- How to complete this task: Apart from the pictures, reproduce the data below exactly as it stands.

——

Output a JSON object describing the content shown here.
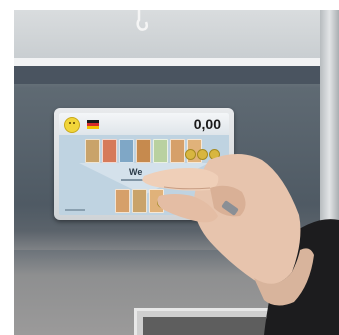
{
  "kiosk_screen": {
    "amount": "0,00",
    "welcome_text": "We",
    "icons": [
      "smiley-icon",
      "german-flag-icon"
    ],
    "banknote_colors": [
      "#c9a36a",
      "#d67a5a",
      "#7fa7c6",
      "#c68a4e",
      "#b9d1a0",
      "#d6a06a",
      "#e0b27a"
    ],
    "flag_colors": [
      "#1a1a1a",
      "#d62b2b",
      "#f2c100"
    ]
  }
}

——

- Result of the exercise:
Output a JSON object describing the content shown here.
{
  "kiosk_screen": {
    "amount": "0,00",
    "welcome_text": "We",
    "icons": [
      "smiley-icon",
      "german-flag-icon"
    ],
    "banknote_colors": [
      "#c9a36a",
      "#d67a5a",
      "#7fa7c6",
      "#c68a4e",
      "#b9d1a0",
      "#d6a06a",
      "#e0b27a"
    ],
    "flag_colors": [
      "#1a1a1a",
      "#d62b2b",
      "#f2c100"
    ]
  }
}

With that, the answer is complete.